• _Required work_
Would you retype the listing below exactly as given?

• _Input data_
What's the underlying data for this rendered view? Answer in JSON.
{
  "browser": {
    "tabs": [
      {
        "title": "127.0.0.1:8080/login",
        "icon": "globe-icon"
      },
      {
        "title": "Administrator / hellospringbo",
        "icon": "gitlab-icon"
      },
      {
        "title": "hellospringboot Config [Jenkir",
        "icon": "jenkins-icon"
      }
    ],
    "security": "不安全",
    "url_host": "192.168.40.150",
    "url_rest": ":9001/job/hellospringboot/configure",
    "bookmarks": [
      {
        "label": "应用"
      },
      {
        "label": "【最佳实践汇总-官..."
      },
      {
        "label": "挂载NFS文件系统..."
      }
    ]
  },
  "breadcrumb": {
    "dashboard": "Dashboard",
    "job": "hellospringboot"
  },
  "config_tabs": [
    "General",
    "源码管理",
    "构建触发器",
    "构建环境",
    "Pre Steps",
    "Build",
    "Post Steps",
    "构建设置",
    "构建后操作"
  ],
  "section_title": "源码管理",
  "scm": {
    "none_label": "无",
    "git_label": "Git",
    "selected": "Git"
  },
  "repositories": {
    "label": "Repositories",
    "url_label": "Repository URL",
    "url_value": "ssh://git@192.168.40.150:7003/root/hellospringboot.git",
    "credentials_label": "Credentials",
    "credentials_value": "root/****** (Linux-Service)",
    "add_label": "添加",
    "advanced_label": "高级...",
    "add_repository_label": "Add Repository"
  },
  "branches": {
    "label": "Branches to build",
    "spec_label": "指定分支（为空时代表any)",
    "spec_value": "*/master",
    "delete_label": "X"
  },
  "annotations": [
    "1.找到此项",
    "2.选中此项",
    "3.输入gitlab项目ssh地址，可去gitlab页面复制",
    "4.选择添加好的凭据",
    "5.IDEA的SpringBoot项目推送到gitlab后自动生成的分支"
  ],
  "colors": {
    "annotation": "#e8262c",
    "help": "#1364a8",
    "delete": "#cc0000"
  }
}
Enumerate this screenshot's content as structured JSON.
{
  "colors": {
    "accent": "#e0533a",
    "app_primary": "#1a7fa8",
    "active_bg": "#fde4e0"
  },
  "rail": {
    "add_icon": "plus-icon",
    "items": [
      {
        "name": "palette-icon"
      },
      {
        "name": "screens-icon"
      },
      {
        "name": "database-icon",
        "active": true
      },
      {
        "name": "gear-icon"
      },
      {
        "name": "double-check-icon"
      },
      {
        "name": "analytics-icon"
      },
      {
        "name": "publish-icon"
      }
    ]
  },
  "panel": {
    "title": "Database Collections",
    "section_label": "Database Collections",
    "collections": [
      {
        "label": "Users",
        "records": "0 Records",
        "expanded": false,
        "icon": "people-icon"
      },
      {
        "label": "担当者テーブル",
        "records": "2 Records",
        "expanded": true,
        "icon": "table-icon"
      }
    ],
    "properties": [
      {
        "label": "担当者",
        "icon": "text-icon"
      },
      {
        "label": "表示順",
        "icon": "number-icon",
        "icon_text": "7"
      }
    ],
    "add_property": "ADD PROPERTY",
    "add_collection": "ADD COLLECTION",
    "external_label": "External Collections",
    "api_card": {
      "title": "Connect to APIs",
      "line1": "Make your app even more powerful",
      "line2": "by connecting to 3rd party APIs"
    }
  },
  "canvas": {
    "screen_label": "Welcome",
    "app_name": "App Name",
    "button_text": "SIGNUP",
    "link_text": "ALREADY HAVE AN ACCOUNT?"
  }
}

• _Output for this task_
What's the underlying data for this rendered view? Answer in JSON.
{
  "browser": {
    "tabs": [
      {
        "title": "127.0.0.1:8080/login",
        "icon": "globe-icon"
      },
      {
        "title": "Administrator / hellospringbo",
        "icon": "gitlab-icon"
      },
      {
        "title": "hellospringboot Config [Jenkir",
        "icon": "jenkins-icon"
      }
    ],
    "security": "不安全",
    "url_host": "192.168.40.150",
    "url_rest": ":9001/job/hellospringboot/configure",
    "bookmarks": [
      {
        "label": "应用"
      },
      {
        "label": "【最佳实践汇总-官..."
      },
      {
        "label": "挂载NFS文件系统..."
      }
    ]
  },
  "breadcrumb": {
    "dashboard": "Dashboard",
    "job": "hellospringboot"
  },
  "config_tabs": [
    "General",
    "源码管理",
    "构建触发器",
    "构建环境",
    "Pre Steps",
    "Build",
    "Post Steps",
    "构建设置",
    "构建后操作"
  ],
  "section_title": "源码管理",
  "scm": {
    "none_label": "无",
    "git_label": "Git",
    "selected": "Git"
  },
  "repositories": {
    "label": "Repositories",
    "url_label": "Repository URL",
    "url_value": "ssh://git@192.168.40.150:7003/root/hellospringboot.git",
    "credentials_label": "Credentials",
    "credentials_value": "root/****** (Linux-Service)",
    "add_label": "添加",
    "advanced_label": "高级...",
    "add_repository_label": "Add Repository"
  },
  "branches": {
    "label": "Branches to build",
    "spec_label": "指定分支（为空时代表any)",
    "spec_value": "*/master",
    "delete_label": "X"
  },
  "annotations": [
    "1.找到此项",
    "2.选中此项",
    "3.输入gitlab项目ssh地址，可去gitlab页面复制",
    "4.选择添加好的凭据",
    "5.IDEA的SpringBoot项目推送到gitlab后自动生成的分支"
  ],
  "colors": {
    "annotation": "#e8262c",
    "help": "#1364a8",
    "delete": "#cc0000"
  }
}
Enumerate this screenshot's content as structured JSON.
{
  "colors": {
    "accent": "#e0533a",
    "app_primary": "#1a7fa8",
    "active_bg": "#fde4e0"
  },
  "rail": {
    "add_icon": "plus-icon",
    "items": [
      {
        "name": "palette-icon"
      },
      {
        "name": "screens-icon"
      },
      {
        "name": "database-icon",
        "active": true
      },
      {
        "name": "gear-icon"
      },
      {
        "name": "double-check-icon"
      },
      {
        "name": "analytics-icon"
      },
      {
        "name": "publish-icon"
      }
    ]
  },
  "panel": {
    "title": "Database Collections",
    "section_label": "Database Collections",
    "collections": [
      {
        "label": "Users",
        "records": "0 Records",
        "expanded": false,
        "icon": "people-icon"
      },
      {
        "label": "担当者テーブル",
        "records": "2 Records",
        "expanded": true,
        "icon": "table-icon"
      }
    ],
    "properties": [
      {
        "label": "担当者",
        "icon": "text-icon"
      },
      {
        "label": "表示順",
        "icon": "number-icon",
        "icon_text": "7"
      }
    ],
    "add_property": "ADD PROPERTY",
    "add_collection": "ADD COLLECTION",
    "external_label": "External Collections",
    "api_card": {
      "title": "Connect to APIs",
      "line1": "Make your app even more powerful",
      "line2": "by connecting to 3rd party APIs"
    }
  },
  "canvas": {
    "screen_label": "Welcome",
    "app_name": "App Name",
    "button_text": "SIGNUP",
    "link_text": "ALREADY HAVE AN ACCOUNT?"
  }
}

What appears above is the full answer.